Adult rabbit cardiomyocytes undergo typical hibernation-like dedifferentiation when co-cultured with cardiac fibroblasts.

G.D. Dispersyn, E. Geuens, Donck, L. Ver*, F.C.S. Ramaekers, M. Borgers

*Corresponding author for this work

Research output: Contribution to journalArticleAcademicpeer-review

286 Downloads (Pure)


Objectives: Little is known about the causal factors which induce the typical structural changes accompanying cardiomyocyte dedifferentiation in vivo such as in chronic hibernating myocardium. For identifying important factors involved in cardiomyocyte dedifferentiation, as seen in chronic hibernation, an in vitro model mimicking those morphological changes, would be extremely helpful. Methods: Adult rabbit cardiomyocytes were co-cultured with cardiac fibroblasts. The typical changes induced by this culturing paradigm were investigated using morphometry, electron microscopy and immunocytochemical analysis of several structural proteins, which were used as dedifferentiation markers, i.e., titin, desmin, cardiotin and alpha -smooth muscle actin. Results: Close apposition of fibroblasts with adult rabbit cardiomyocytes induced hibernation-like dedifferentiation, similar to the typical changes seen in chronic hibernation in vivo. Both changes in ultrastructure and in the protein expression pattern of dedifferentiation markers as seen in chronic hibernating myocardium were seen in the co-cultured cardiomyocytes. Conclusion: Hibernation-like changes can be induced by co-culturing adult rabbit cardiomyocytes with fibroblasts. This cellular model can be a valuable tool in identifying and characterizing the pathways involved in the dedifferentiation phenotype in vivo, and already suggests that many of the structural changes accompanying dedifferentiation are not per se dependent on a decreased oxygen availability.
Original languageEnglish
Pages (from-to)230-240
JournalCardiovascular Research
Publication statusPublished - 1 Jan 2001

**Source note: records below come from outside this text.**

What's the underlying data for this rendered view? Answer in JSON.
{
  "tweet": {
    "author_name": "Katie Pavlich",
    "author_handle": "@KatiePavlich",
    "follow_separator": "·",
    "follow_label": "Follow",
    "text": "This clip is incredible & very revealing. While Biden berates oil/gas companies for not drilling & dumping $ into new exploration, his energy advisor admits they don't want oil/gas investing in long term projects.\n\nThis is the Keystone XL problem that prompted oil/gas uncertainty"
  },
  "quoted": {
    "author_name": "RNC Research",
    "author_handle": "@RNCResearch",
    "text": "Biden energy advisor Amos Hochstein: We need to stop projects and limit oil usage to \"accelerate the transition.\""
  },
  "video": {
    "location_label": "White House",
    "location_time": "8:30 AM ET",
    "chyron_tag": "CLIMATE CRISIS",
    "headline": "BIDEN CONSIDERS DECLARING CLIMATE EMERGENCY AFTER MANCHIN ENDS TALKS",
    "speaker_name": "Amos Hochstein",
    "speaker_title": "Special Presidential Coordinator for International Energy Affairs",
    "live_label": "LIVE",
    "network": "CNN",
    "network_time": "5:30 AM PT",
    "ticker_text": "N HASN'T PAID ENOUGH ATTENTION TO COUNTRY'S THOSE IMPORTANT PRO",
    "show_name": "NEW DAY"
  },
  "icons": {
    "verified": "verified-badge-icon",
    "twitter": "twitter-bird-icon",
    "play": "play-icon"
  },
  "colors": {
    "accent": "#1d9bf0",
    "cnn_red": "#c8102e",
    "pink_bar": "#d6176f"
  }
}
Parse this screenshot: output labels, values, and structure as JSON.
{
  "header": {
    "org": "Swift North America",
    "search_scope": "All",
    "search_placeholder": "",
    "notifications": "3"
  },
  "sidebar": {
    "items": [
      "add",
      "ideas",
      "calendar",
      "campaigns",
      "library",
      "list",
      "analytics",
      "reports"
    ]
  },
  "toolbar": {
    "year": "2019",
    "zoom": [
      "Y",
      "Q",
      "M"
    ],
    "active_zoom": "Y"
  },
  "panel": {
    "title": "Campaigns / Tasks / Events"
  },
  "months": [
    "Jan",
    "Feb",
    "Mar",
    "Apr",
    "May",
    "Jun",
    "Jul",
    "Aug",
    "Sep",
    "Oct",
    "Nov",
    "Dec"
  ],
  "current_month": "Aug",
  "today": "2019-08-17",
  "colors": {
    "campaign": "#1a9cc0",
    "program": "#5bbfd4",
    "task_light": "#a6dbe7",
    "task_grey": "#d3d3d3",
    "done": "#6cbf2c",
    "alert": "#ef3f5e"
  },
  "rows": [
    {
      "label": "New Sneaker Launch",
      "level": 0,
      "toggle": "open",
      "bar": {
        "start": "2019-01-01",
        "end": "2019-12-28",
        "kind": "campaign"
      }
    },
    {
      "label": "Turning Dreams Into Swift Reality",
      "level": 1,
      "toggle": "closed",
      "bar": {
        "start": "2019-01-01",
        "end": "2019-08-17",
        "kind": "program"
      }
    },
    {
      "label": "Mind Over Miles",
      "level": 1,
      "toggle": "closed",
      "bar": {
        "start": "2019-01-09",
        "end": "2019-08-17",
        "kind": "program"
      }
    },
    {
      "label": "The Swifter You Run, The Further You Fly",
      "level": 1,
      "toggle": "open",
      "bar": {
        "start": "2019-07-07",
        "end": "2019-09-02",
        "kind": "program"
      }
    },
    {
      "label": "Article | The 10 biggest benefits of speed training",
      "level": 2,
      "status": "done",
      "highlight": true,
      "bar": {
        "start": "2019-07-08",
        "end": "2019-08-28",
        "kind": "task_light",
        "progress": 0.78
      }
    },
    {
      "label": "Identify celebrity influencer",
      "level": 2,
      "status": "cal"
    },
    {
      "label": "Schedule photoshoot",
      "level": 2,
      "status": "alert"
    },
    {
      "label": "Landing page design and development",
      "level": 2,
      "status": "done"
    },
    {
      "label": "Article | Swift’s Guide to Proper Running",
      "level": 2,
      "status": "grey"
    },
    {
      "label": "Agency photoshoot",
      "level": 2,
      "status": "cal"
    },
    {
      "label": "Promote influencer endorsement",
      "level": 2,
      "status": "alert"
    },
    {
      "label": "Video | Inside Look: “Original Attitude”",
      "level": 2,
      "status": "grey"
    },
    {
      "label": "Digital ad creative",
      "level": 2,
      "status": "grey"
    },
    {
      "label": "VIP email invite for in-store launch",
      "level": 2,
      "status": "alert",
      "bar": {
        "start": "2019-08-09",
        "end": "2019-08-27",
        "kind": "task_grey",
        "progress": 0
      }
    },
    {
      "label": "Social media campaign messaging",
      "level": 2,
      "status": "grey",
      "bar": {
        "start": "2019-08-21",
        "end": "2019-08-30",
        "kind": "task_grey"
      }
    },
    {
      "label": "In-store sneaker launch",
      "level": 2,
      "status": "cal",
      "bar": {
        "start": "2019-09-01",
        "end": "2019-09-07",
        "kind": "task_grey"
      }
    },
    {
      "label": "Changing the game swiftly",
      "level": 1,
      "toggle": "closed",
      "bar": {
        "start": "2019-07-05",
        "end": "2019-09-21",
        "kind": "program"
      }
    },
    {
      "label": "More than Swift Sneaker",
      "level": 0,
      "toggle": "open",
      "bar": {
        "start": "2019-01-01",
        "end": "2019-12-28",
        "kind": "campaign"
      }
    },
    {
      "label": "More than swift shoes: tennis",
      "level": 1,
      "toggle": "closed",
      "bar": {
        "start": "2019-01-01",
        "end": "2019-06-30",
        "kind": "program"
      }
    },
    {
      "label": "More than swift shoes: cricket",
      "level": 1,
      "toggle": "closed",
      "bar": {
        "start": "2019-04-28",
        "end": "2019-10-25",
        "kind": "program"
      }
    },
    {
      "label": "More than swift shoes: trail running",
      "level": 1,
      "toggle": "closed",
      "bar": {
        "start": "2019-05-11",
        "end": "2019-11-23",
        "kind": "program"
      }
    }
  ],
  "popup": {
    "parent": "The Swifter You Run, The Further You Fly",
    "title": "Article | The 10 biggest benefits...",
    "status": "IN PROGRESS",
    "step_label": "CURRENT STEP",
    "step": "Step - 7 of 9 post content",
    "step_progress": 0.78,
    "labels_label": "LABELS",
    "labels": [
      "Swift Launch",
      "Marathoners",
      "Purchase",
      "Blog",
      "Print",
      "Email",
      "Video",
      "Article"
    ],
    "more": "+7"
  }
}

Dive into the research topics of 'Adult rabbit cardiomyocytes undergo typical hibernation-like dedifferentiation when co-cultured with cardiac fibroblasts.'. Together they form a unique fingerprint.

Cite this